* _WHAT THE TASK ASKS_:
Identify all lines in the listing that include the word "color", and copy them out.

*** STUDY MATERIAL

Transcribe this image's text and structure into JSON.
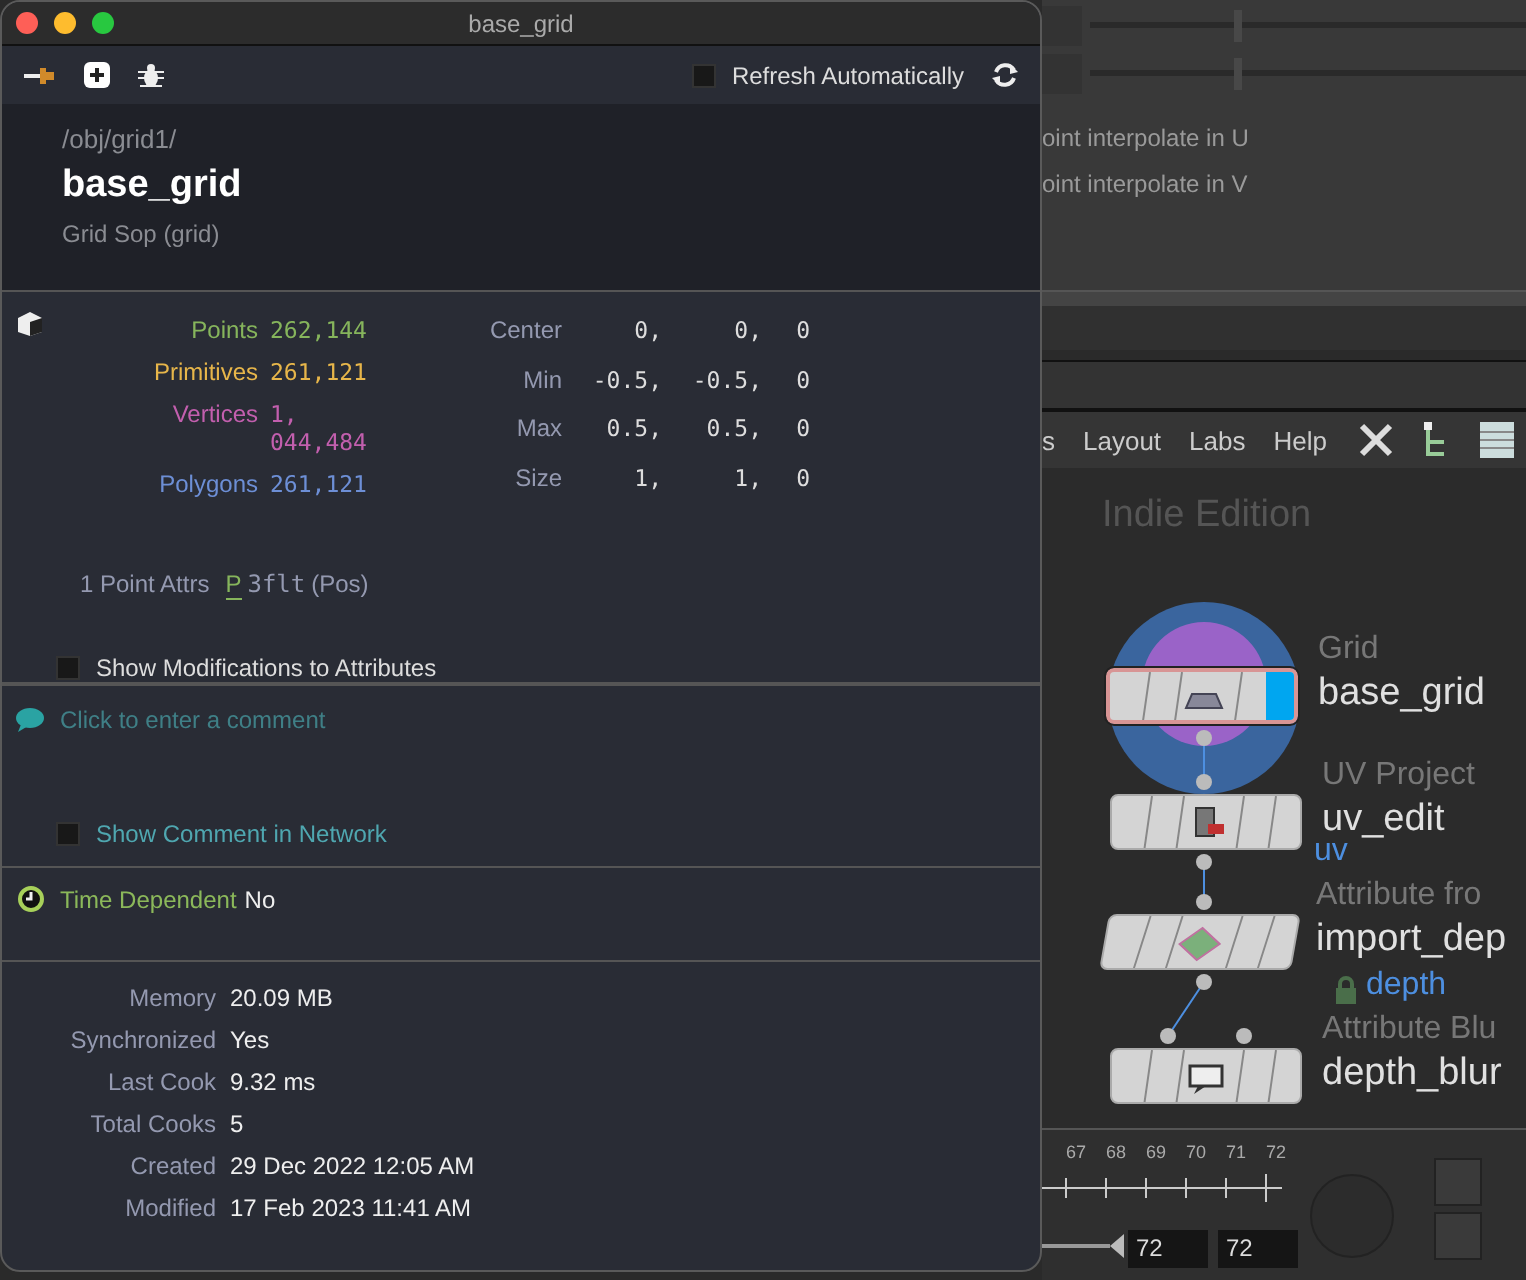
{
  "window": {
    "title": "base_grid"
  },
  "toolbar": {
    "refresh": {
      "label": "Refresh Automatically",
      "checked": false
    }
  },
  "header": {
    "path": "/obj/grid1/",
    "name": "base_grid",
    "type": "Grid Sop (grid)"
  },
  "geometry": {
    "counts": [
      {
        "label": "Points",
        "value": "262,144",
        "color": "#86b55c"
      },
      {
        "label": "Primitives",
        "value": "261,121",
        "color": "#e7b64a"
      },
      {
        "label": "Vertices",
        "value": "1,044,484",
        "color": "#c25fae"
      },
      {
        "label": "Polygons",
        "value": "261,121",
        "color": "#6d8fd6"
      }
    ],
    "bounds": [
      {
        "label": "Center",
        "values": [
          "0,",
          "0,",
          "0"
        ]
      },
      {
        "label": "Min",
        "values": [
          "-0.5,",
          "-0.5,",
          "0"
        ]
      },
      {
        "label": "Max",
        "values": [
          "0.5,",
          "0.5,",
          "0"
        ]
      },
      {
        "label": "Size",
        "values": [
          "1,",
          "1,",
          "0"
        ]
      }
    ],
    "attrs": {
      "label": "1 Point Attrs",
      "name": "P",
      "type": "3flt",
      "info": "(Pos)"
    },
    "show_modifications": {
      "label": "Show Modifications to Attributes",
      "checked": false
    }
  },
  "comment": {
    "placeholder": "Click to enter a comment",
    "show_in_network": {
      "label": "Show Comment in Network",
      "checked": false
    }
  },
  "time_dependent": {
    "label": "Time Dependent",
    "value": "No"
  },
  "stats": [
    {
      "label": "Memory",
      "value": "20.09 MB"
    },
    {
      "label": "Synchronized",
      "value": "Yes"
    },
    {
      "label": "Last Cook",
      "value": "9.32 ms"
    },
    {
      "label": "Total Cooks",
      "value": "5"
    },
    {
      "label": "Created",
      "value": "29 Dec 2022 12:05 AM"
    },
    {
      "label": "Modified",
      "value": "17 Feb 2023 11:41 AM"
    }
  ],
  "background": {
    "sliders": [
      {
        "level": 0.33
      },
      {
        "level": 0.33
      }
    ],
    "param_labels": [
      "oint interpolate in U",
      "oint interpolate in V"
    ],
    "menu": [
      "s",
      "Layout",
      "Labs",
      "Help"
    ],
    "watermark": "Indie Edition",
    "nodes": [
      {
        "kind": "box",
        "type": "Grid",
        "name": "base_grid",
        "selected": true,
        "display": true
      },
      {
        "kind": "box",
        "type": "UV Project",
        "name": "uv_edit",
        "selected": false,
        "display": false
      },
      {
        "kind": "slanted",
        "type": "Attribute fro",
        "name": "import_dep",
        "wire_label": "uv",
        "selected": false,
        "display": false
      },
      {
        "kind": "box",
        "type": "Attribute Blu",
        "name": "depth_blur",
        "wire_label": "depth",
        "selected": false,
        "display": false
      }
    ],
    "timeline": {
      "ticks": [
        "67",
        "68",
        "69",
        "70",
        "71",
        "72"
      ],
      "start": "72",
      "end": "72"
    }
  }
}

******

* _EXERCISE SOLUTION_:
        "color": "#86b55c"
        "color": "#e7b64a"
        "color": "#c25fae"
        "color": "#6d8fd6"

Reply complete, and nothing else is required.